Thomas Gladysz: You've noted that Pickford has been wrongly seen as a "woman who made a career (and a fortune) playing regressive characters in an era of female progress." Could you explain?
Christel Schmidt: Most of Pickford's remarkable career took place during the 1910s and 1920s, a period when woman gained power and influence in the public sphere and won social freedoms. Off-screen, this star was the era's most famous and arguably influential woman. She was a savvy power player who, by 1918, had accumulated an impressive amount of wealth and had complete creative control over her work. Yet onscreen, as many people wrongly believe, she chose to portray naïve young girls, instead of strong, empowered women. I think some people, who didn't actually watch her movies or only a small selection of them, believed this was a disservice--even a betrayal--to the great strides her gender had fought for. In fact, Pickford's signature character was a feisty, rebellious young working-class woman who cared for the weak and took up battle in defense of the underdog. She was a true heroine and a positive role model. And her immense female fan base, who was well aware of her real life success, adored her.
Thomas Gladysz: You're giving three presentations in the Bay Area. What can we look forward to?
Christel Schmidt: Each of the three Bay Area venues will have their own unique programs.

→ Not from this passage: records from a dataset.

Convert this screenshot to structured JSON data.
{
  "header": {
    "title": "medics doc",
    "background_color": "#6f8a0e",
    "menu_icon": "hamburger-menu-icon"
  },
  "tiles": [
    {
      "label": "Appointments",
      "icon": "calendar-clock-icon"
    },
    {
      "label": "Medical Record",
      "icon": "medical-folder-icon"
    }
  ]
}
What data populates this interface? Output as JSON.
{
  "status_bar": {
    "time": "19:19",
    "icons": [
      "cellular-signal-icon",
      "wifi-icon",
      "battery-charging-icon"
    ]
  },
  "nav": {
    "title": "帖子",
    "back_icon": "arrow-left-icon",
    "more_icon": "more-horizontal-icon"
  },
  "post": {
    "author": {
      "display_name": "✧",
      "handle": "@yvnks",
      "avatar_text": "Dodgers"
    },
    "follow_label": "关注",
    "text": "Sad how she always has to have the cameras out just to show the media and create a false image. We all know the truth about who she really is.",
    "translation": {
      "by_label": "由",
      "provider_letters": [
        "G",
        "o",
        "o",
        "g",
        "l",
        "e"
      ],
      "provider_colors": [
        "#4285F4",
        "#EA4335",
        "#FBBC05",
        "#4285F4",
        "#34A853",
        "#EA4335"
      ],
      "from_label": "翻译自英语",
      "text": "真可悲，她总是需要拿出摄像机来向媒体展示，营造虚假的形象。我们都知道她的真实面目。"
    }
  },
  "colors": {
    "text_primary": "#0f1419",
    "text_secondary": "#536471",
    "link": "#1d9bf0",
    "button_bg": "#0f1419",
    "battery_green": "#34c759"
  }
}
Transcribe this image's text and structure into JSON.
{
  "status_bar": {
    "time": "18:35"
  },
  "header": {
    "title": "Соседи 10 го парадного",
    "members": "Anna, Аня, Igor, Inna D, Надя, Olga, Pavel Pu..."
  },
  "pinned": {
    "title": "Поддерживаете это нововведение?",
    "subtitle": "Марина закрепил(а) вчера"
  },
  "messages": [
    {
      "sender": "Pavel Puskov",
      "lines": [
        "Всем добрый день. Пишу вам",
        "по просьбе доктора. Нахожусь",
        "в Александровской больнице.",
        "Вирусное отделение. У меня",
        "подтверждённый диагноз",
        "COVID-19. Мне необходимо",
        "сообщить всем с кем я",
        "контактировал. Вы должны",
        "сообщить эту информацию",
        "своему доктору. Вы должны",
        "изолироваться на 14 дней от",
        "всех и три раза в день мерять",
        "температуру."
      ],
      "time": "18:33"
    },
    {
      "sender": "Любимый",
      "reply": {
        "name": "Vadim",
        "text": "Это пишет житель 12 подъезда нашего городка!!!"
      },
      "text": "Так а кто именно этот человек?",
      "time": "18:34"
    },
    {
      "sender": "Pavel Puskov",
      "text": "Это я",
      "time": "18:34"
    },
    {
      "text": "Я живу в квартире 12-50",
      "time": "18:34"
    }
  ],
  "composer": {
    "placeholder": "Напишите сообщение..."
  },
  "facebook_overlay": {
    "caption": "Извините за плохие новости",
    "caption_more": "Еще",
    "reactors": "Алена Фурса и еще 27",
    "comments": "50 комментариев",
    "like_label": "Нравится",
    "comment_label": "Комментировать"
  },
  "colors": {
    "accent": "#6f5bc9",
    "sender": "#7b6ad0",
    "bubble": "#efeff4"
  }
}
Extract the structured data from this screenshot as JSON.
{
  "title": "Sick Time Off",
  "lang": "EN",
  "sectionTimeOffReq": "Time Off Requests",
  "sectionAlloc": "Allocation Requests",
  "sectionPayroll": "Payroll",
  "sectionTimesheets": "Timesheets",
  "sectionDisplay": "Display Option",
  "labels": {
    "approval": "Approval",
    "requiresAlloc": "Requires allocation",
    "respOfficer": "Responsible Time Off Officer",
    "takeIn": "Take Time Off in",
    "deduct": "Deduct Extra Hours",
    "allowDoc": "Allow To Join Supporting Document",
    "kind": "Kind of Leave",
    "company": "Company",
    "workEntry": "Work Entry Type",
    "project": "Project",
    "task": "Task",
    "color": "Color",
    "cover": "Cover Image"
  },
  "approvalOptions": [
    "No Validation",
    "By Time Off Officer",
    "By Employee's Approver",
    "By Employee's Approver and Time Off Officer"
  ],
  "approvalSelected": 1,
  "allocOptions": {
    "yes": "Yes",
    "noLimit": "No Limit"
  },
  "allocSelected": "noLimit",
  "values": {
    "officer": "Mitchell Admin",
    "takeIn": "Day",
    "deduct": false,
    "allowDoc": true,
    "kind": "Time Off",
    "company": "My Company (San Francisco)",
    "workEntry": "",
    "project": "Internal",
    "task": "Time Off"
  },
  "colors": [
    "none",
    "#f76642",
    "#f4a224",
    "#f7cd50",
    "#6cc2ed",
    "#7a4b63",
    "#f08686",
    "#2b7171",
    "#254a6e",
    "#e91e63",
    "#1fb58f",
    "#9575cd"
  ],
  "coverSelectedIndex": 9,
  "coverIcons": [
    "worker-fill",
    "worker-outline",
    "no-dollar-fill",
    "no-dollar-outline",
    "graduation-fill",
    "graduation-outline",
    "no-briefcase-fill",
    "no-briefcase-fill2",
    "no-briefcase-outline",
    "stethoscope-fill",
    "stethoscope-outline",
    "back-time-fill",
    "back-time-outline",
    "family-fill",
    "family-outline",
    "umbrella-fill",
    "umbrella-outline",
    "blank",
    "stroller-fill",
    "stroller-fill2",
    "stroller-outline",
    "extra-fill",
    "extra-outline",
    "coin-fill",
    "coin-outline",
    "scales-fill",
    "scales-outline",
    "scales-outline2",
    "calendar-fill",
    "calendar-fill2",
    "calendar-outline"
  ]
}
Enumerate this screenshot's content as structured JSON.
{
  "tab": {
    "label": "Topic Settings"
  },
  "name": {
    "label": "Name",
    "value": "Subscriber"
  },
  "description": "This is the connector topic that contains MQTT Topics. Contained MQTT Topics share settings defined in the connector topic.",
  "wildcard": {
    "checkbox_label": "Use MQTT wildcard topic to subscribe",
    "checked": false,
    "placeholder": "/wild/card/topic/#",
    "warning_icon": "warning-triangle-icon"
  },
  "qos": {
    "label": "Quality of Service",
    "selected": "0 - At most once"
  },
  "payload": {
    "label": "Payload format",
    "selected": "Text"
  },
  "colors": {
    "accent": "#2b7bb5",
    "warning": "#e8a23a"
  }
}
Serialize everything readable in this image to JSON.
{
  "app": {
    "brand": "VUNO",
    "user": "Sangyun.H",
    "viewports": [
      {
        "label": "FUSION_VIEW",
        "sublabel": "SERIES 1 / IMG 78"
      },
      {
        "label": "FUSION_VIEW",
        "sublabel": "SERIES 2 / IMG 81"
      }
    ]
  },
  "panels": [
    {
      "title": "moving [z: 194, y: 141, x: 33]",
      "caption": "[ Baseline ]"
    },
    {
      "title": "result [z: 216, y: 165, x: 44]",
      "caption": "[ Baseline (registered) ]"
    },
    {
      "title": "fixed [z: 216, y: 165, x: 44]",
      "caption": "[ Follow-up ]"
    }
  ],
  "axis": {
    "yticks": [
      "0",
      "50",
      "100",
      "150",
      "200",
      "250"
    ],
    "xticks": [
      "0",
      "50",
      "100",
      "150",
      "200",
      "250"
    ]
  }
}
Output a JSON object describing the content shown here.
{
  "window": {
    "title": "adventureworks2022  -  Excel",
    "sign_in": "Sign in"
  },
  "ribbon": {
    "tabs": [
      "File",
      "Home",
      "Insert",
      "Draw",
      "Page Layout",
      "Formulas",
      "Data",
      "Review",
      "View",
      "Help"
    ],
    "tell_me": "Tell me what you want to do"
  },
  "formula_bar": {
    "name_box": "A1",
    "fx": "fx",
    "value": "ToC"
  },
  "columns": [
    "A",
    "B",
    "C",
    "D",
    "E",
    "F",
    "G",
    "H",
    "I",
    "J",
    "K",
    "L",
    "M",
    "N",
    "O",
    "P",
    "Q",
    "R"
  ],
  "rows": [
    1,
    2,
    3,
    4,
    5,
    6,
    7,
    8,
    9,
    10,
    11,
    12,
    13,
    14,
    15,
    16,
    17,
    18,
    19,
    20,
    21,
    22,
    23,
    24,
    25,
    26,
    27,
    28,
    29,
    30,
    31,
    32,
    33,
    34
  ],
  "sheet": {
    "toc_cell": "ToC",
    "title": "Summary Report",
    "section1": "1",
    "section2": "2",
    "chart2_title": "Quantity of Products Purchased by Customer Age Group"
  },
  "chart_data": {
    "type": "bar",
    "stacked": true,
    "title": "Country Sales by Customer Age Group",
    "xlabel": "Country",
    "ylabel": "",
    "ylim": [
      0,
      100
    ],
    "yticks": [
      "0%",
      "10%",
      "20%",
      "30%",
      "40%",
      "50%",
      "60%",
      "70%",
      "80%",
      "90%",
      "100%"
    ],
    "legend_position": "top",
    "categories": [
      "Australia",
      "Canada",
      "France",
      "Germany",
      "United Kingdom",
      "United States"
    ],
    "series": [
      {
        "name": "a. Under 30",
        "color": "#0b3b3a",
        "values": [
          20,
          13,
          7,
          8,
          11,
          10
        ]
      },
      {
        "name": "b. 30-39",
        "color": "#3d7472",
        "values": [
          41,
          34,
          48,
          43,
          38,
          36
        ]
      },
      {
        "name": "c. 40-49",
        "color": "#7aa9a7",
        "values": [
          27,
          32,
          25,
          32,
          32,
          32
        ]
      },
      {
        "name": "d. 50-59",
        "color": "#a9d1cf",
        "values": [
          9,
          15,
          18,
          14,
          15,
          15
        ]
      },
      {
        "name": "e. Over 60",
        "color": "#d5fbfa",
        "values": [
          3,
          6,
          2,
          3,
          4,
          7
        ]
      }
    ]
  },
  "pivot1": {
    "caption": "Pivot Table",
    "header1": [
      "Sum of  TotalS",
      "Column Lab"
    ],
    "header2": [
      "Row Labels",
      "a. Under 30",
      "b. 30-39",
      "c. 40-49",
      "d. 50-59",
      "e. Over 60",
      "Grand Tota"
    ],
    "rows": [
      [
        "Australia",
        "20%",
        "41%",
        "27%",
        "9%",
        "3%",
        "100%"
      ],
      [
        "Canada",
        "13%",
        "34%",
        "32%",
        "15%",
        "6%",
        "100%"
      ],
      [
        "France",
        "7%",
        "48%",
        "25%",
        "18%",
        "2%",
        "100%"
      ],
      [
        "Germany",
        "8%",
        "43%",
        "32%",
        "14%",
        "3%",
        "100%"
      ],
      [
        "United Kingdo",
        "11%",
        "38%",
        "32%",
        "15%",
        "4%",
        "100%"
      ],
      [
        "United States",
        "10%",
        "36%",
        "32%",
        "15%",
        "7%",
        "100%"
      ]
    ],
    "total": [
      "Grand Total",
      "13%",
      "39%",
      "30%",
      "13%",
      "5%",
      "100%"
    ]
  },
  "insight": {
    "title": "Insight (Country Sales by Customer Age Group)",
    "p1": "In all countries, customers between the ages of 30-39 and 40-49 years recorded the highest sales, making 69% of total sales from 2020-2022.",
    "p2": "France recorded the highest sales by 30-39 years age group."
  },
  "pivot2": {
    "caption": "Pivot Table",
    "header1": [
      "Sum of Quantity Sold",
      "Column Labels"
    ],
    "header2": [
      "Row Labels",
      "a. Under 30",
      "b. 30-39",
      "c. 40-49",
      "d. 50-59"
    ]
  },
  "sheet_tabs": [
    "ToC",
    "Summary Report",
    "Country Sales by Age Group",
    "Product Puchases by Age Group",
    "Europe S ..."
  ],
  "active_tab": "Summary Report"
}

The films come from different points in Pickford's career, and my presentation will cover specific aspects of her life and work in relation to these movies. We begin at the end, so to speak, with the screening of the star's penultimate silent feature Sparrows (1926), at the Christopher B. Smith Rafael Film Center on January 31 at 7:00 pm. This Dickensian tale of children living on a baby farm boasts a visual landscape influenced by German Expressionist cinema.
Then, on February 1 at 7:15 pm, the Roxie Theater presents Pickford in Dorothy Vernon of Haddon Hall (1924). This lavishly produced Elizabethan costume picture was one of several attempts the actress made in the 1920s to update her onscreen image. A delightful mix of comedy and drama, the film is a perfect showcase for Pickford, who also served as the movie's producer.
Finally, the Niles Essanay Silent Film Museum will screen a selection of one-reel shorts featuring Pickford on February 2nd at 7:30 pm. The program, which covers her early film career from 1909-1912, includes titles from D.W. Griffith's Biograph Company and from her short stint with the Independent Moving Picture Company.
Thomas Gladysz: Does Pickford have any San Francisco connections? Were any of her films made in the Bay Area?
Christel Schmidt: Dorothy Vernon of Haddon Hall (1924), which will be screened at the Roxie Theater, was partially filmed on location in Golden Gate Park. A number of key scenes in this Elizabethan costume picture were shot there, including one that Pickford directed herself. The movie, which is not available on DVD, is rarely screened in the United States because the only good print is in Europe. The Library of Congress borrowed this material, a 35mm restoration from the inematheque Royale in Brussels, for the Pickford tour. The Belgian archive's material will be shown at just a half dozen venues across the country. The screening at the Roxie shouldn't be missed, as it is probably the film's first public showcase in San Francisco since the 1920s. I am not sure when this opportunity will come again.